Have you ever seen these warning signs from a friend or acquaintance? You're tempted to say something, but end up convincing yourself to mind your own business. After all, it will likely pass anyway. Tragically, sometimes those friends or acquaintances take their own lives as Robin Williams did.

Since this sad story broke we've heard a lot of talk about the difficulty men have dealing with depression and the suicidal thoughts that result. We can find it very hard to open up to our friends, to share our emotional struggles, to find someone who can bring us the strength and encouragement to get us through our dark times.

It may seem intimidating to try to help a friend struggling with depression. Often we feel unqualified, feeling as if we have to be a trained counselor or psychiatrist to offer help. But that's often not the case. If someone hasn't sunk into the pit of despair, it's often a matter of showing interest, being willing to listen to someone's problems, sharing a promise of God. Often bringing those dark thoughts out into the light of day is all that is needed to restore that person's perspective.

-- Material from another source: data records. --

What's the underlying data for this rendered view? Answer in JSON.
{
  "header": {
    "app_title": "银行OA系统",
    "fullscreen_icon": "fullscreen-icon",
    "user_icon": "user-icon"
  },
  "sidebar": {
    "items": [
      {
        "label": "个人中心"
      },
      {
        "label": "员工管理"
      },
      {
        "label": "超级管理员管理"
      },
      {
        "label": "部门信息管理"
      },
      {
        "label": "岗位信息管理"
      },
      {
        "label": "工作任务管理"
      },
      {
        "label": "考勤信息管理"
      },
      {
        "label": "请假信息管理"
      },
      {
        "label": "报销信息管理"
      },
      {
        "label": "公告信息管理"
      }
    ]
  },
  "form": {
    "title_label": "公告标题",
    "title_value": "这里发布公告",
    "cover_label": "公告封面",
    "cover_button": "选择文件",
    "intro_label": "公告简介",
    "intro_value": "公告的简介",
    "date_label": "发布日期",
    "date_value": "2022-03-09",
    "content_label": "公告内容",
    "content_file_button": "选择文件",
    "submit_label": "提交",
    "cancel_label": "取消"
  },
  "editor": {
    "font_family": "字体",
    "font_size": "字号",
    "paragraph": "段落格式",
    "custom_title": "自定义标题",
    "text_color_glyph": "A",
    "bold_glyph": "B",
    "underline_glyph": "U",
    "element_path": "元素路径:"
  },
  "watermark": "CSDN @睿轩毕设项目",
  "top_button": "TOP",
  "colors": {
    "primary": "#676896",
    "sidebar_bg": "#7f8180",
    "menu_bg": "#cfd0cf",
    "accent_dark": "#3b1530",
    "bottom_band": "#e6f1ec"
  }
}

This is one of the goals of Men's NetWork Bible studies. Many of the discussions that arise from these studies are intended to help users build a close-knit network of good friends. Ideally, these individuals will possess some similar circumstances in their lives, which can then help establish a common ground where it's safe to be open and honest. Here guys not only receive a pat on the back, but also get the chance to give one to another guy who's struggling.

Living in God's strength, power and joy through Jesus Christ, we can be those friends who see the warning signs -- and act on them in Spirit-given compassion, strength and courage.

Is there anyone in your circle of influence who might benefit from a kind word today?

Tuesday, August 12, 2014

Picking up Shattered Dreams

David Wilson had the same dream many of us had as children: he dreamed of playing running back in the National Football League. Unlike most of us, his hard work and dedication, coupled with his God-given talents, made that dream came true. The New York Giants drafted him as running back in 2012. "At a young age I had a dream to play in the NFL. And I did that. I played in the NFL, and I scored touchdowns, and I broke tackles, and I broke and set records."

In just his second season in the NFL, however, his dream came into jeopardy. Wilson suffered a serious neck injury in October 2013. But that didn't diminish his drive to continue in the NFL. He worked all the harder to recovery, regain his strength and stamina, and return to his life's dream.

Just two weeks ago Wilson was out on the Giant's practice field doing just that when he aggravated his injury. After consulting with doctors he announced last week that he must set aside his dream and retire from the NFL. His lifelong dream died at the age of 23.

Every one of us faces that sort of setback in our life at one point or another. Deeply cherished dreams die, timetables get broken, jobs are lost, marriages crumble, and friends go their separate ways. For some of us midlife hits us with the realization our life will never go the way we thought it would, and like Solomon we conclude, "All is vanity. What does man gain by all the toil at which he toils under the sun?" (See Ecclesiastes 1:2-3.)

What do you do when your dreams lie shattered at your feet? We can learn a lot from a 23- year-old. David Wilson didn't sit and pity himself; instead, he kept his head up and began looking to see where he could go from here. He said, "Don't for a second do you all think that I'm pitying myself or sad because I got to live my dream. I'll set another dream and be great at that because I always look at trying to be great at whatever I do."

First, he expressed thankfulness to God for the time He gave him to do the thing he loved the most, and then he opened his eyes to see what new path God was placing in front of him. Wilson advises us, "Even if one dream seems to fade away, set another goal, set another dream, and try to reach that."

What great disappointments have you faced? What new path(s) did God open for you? How have you responded to this change of direction?